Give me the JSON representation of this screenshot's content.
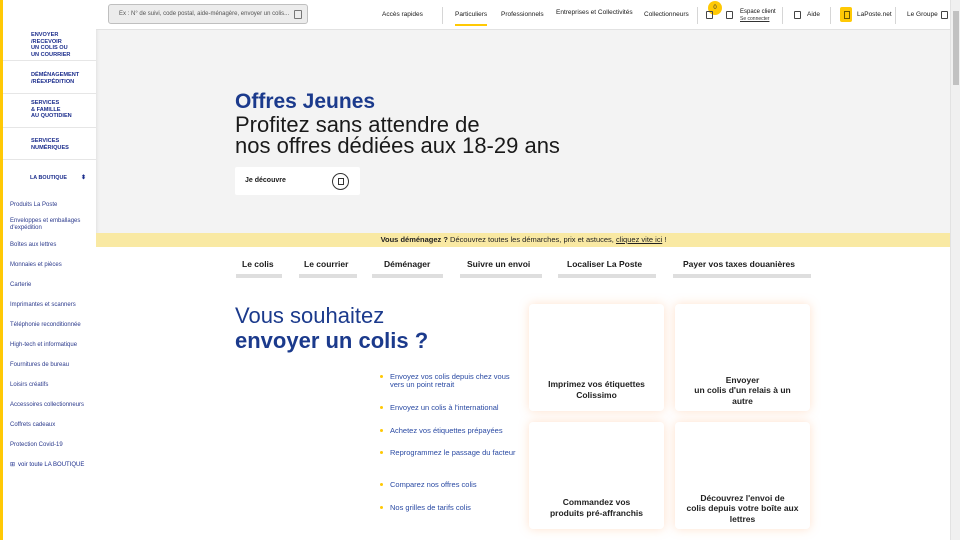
{
  "colors": {
    "accent": "#ffc905",
    "brand": "#1b3a8c",
    "banner": "#f9e9a3"
  },
  "sidebar": {
    "nav": [
      {
        "label": "ENVOYER\n/RECEVOIR\nUN COLIS OU\nUN COURRIER"
      },
      {
        "label": "DÉMÉNAGEMENT\n/RÉEXPÉDITION"
      },
      {
        "label": "SERVICES\n& FAMILLE\nAU QUOTIDIEN"
      },
      {
        "label": "SERVICES\nNUMÉRIQUES"
      }
    ],
    "boutique_title": "LA BOUTIQUE",
    "boutique_toggle_icon": "chevron-updown-icon",
    "boutique_items": [
      "Produits La Poste",
      "Enveloppes et emballages d'expédition",
      "Boîtes aux lettres",
      "Monnaies et pièces",
      "Carterie",
      "Imprimantes et scanners",
      "Téléphonie reconditionnée",
      "High-tech et informatique",
      "Fournitures de bureau",
      "Loisirs créatifs",
      "Accessoires collectionneurs",
      "Coffrets cadeaux",
      "Protection Covid-19"
    ],
    "see_all": "voir toute LA BOUTIQUE"
  },
  "header": {
    "search_placeholder": "Ex : N° de suivi, code postal, aide-ménagère, envoyer un colis...",
    "quick_access": "Accès rapides",
    "nav": [
      "Particuliers",
      "Professionnels",
      "Entreprises et Collectivités",
      "Collectionneurs"
    ],
    "active_nav": "Particuliers",
    "cart_count": "0",
    "espace_client": "Espace client",
    "se_connecter": "Se connecter",
    "aide": "Aide",
    "laposte_net": "LaPoste.net",
    "le_groupe": "Le Groupe"
  },
  "hero": {
    "kicker": "Offres Jeunes",
    "line1": "Profitez sans attendre de",
    "line2": "nos offres dédiées aux 18-29 ans",
    "cta": "Je découvre"
  },
  "banner": {
    "bold": "Vous déménagez ?",
    "text": " Découvrez toutes les démarches, prix et astuces, ",
    "link": "cliquez vite ici",
    "end": " !"
  },
  "tabs": [
    "Le colis",
    "Le courrier",
    "Déménager",
    "Suivre un envoi",
    "Localiser La Poste",
    "Payer vos taxes douanières"
  ],
  "send": {
    "title1": "Vous souhaitez",
    "title2": "envoyer un colis ?",
    "links": [
      "Envoyez vos colis depuis chez vous vers un point retrait",
      "Envoyez un colis à l'international",
      "Achetez vos étiquettes prépayées",
      "Reprogrammez le passage du facteur",
      "Comparez nos offres colis",
      "Nos grilles de tarifs colis"
    ]
  },
  "cards": [
    "Imprimez vos étiquettes\nColissimo",
    "Envoyer\nun colis d'un relais à un\nautre",
    "Commandez vos\nproduits pré-affranchis",
    "Découvrez l'envoi de\ncolis depuis votre boîte aux\nlettres"
  ]
}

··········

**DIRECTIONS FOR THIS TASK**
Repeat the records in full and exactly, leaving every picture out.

**SOLUTION BELOW**
Give me the JSON representation of this screenshot's content.
{
  "colors": {
    "accent": "#ffc905",
    "brand": "#1b3a8c",
    "banner": "#f9e9a3"
  },
  "sidebar": {
    "nav": [
      {
        "label": "ENVOYER\n/RECEVOIR\nUN COLIS OU\nUN COURRIER"
      },
      {
        "label": "DÉMÉNAGEMENT\n/RÉEXPÉDITION"
      },
      {
        "label": "SERVICES\n& FAMILLE\nAU QUOTIDIEN"
      },
      {
        "label": "SERVICES\nNUMÉRIQUES"
      }
    ],
    "boutique_title": "LA BOUTIQUE",
    "boutique_toggle_icon": "chevron-updown-icon",
    "boutique_items": [
      "Produits La Poste",
      "Enveloppes et emballages d'expédition",
      "Boîtes aux lettres",
      "Monnaies et pièces",
      "Carterie",
      "Imprimantes et scanners",
      "Téléphonie reconditionnée",
      "High-tech et informatique",
      "Fournitures de bureau",
      "Loisirs créatifs",
      "Accessoires collectionneurs",
      "Coffrets cadeaux",
      "Protection Covid-19"
    ],
    "see_all": "voir toute LA BOUTIQUE"
  },
  "header": {
    "search_placeholder": "Ex : N° de suivi, code postal, aide-ménagère, envoyer un colis...",
    "quick_access": "Accès rapides",
    "nav": [
      "Particuliers",
      "Professionnels",
      "Entreprises et Collectivités",
      "Collectionneurs"
    ],
    "active_nav": "Particuliers",
    "cart_count": "0",
    "espace_client": "Espace client",
    "se_connecter": "Se connecter",
    "aide": "Aide",
    "laposte_net": "LaPoste.net",
    "le_groupe": "Le Groupe"
  },
  "hero": {
    "kicker": "Offres Jeunes",
    "line1": "Profitez sans attendre de",
    "line2": "nos offres dédiées aux 18-29 ans",
    "cta": "Je découvre"
  },
  "banner": {
    "bold": "Vous déménagez ?",
    "text": " Découvrez toutes les démarches, prix et astuces, ",
    "link": "cliquez vite ici",
    "end": " !"
  },
  "tabs": [
    "Le colis",
    "Le courrier",
    "Déménager",
    "Suivre un envoi",
    "Localiser La Poste",
    "Payer vos taxes douanières"
  ],
  "send": {
    "title1": "Vous souhaitez",
    "title2": "envoyer un colis ?",
    "links": [
      "Envoyez vos colis depuis chez vous vers un point retrait",
      "Envoyez un colis à l'international",
      "Achetez vos étiquettes prépayées",
      "Reprogrammez le passage du facteur",
      "Comparez nos offres colis",
      "Nos grilles de tarifs colis"
    ]
  },
  "cards": [
    "Imprimez vos étiquettes\nColissimo",
    "Envoyer\nun colis d'un relais à un\nautre",
    "Commandez vos\nproduits pré-affranchis",
    "Découvrez l'envoi de\ncolis depuis votre boîte aux\nlettres"
  ]
}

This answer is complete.